* ACTIVITY *
Copy every line of the data that includes the string "your".
====== GIVEN INFORMATION
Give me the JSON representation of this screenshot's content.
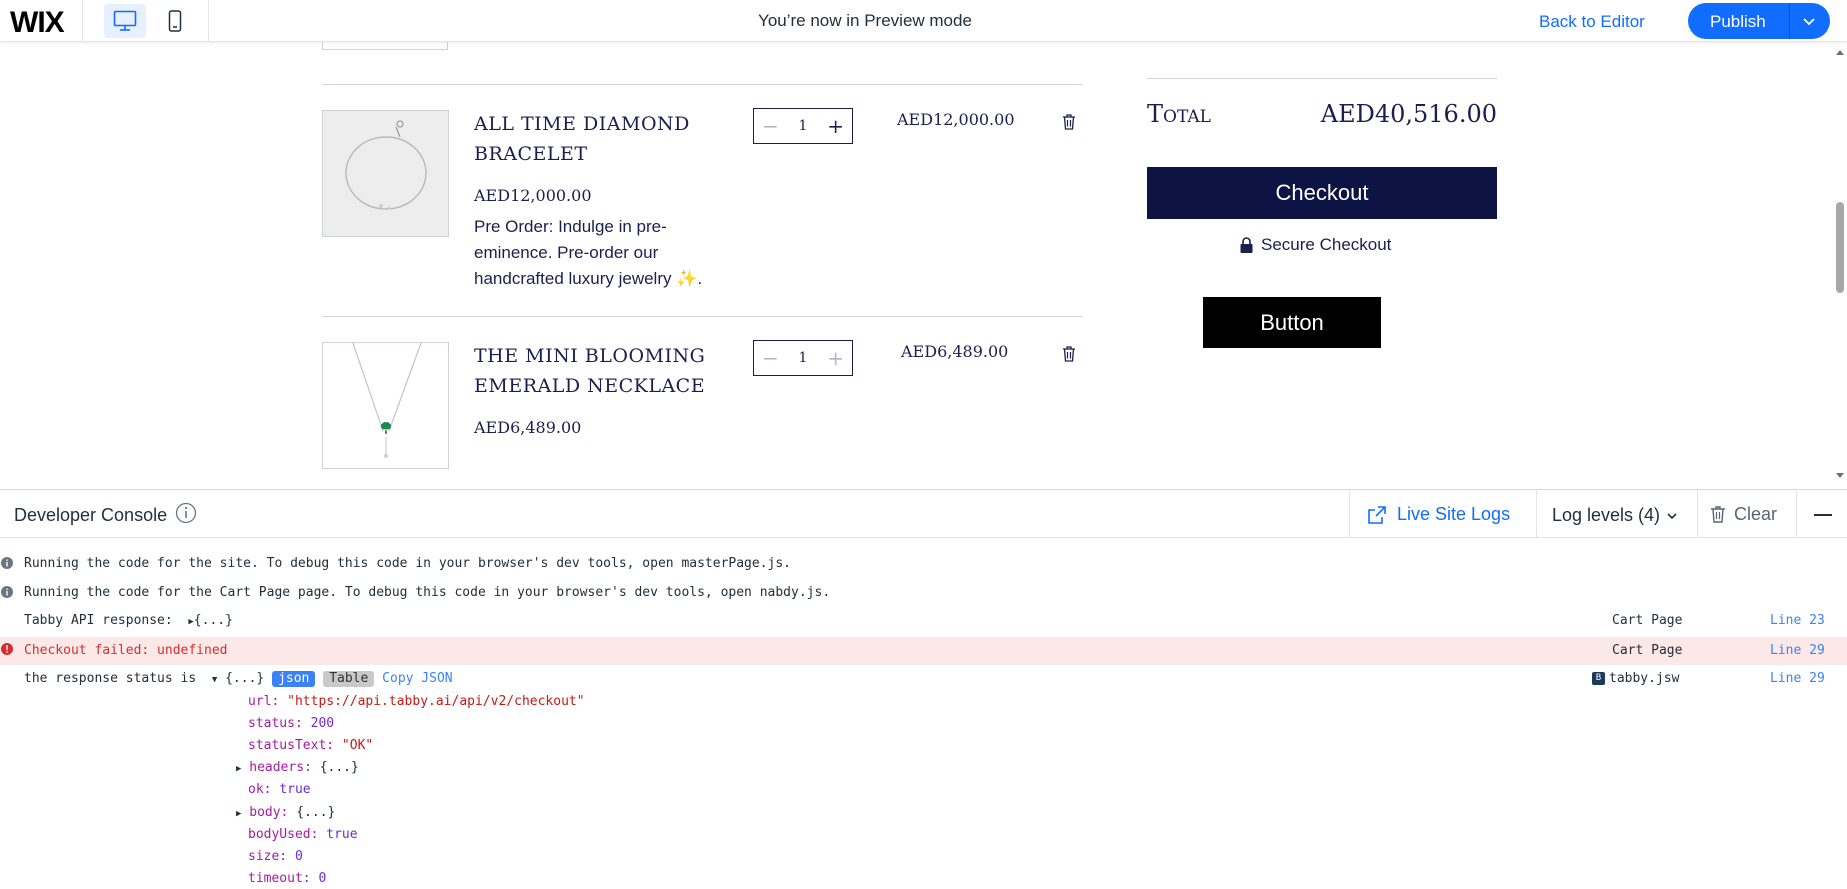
{
  "topbar": {
    "logo": "WIX",
    "preview_text": "You’re now in Preview mode",
    "back_to_editor": "Back to Editor",
    "publish": "Publish"
  },
  "cart": {
    "items": [
      {
        "name_line1": "ALL TIME DIAMOND",
        "name_line2": "BRACELET",
        "price": "AED12,000.00",
        "description": "Pre Order: Indulge in pre-eminence. Pre-order our handcrafted luxury jewelry ✨.",
        "quantity": "1",
        "line_total": "AED12,000.00"
      },
      {
        "name_line1": "THE MINI BLOOMING",
        "name_line2": "EMERALD NECKLACE",
        "price": "AED6,489.00",
        "quantity": "1",
        "line_total": "AED6,489.00"
      }
    ],
    "total_label": "Total",
    "total_value": "AED40,516.00",
    "checkout_label": "Checkout",
    "secure_checkout": "Secure Checkout",
    "button_label": "Button"
  },
  "console": {
    "title": "Developer Console",
    "live_site_logs": "Live Site Logs",
    "log_levels": "Log levels (4)",
    "clear": "Clear",
    "logs": [
      {
        "message": "Running the code for the site. To debug this code in your browser's dev tools, open masterPage.js."
      },
      {
        "message": "Running the code for the Cart Page page. To debug this code in your browser's dev tools, open nabdy.js."
      },
      {
        "message": "Tabby API response:",
        "object": "{...}",
        "source": "Cart Page",
        "line": "Line 23"
      },
      {
        "message": "Checkout failed: undefined",
        "source": "Cart Page",
        "line": "Line 29"
      },
      {
        "message": "the response status is",
        "object": "{...}",
        "tag_json": "json",
        "tag_table": "Table",
        "copy_json": "Copy JSON",
        "source": "tabby.jsw",
        "source_badge": "B",
        "line": "Line 29"
      }
    ],
    "response_props": {
      "url_key": "url:",
      "url_val": "\"https://api.tabby.ai/api/v2/checkout\"",
      "status_key": "status:",
      "status_val": "200",
      "statusText_key": "statusText:",
      "statusText_val": "\"OK\"",
      "headers_key": "headers:",
      "headers_val": "{...}",
      "ok_key": "ok:",
      "ok_val": "true",
      "body_key": "body:",
      "body_val": "{...}",
      "bodyUsed_key": "bodyUsed:",
      "bodyUsed_val": "true",
      "size_key": "size:",
      "size_val": "0",
      "timeout_key": "timeout:",
      "timeout_val": "0"
    }
  }
}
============
* ANSWER SECTION *
        "message": "Running the code for the site. To debug this code in your browser's dev tools, open masterPage.js."
        "message": "Running the code for the Cart Page page. To debug this code in your browser's dev tools, open nabdy.js."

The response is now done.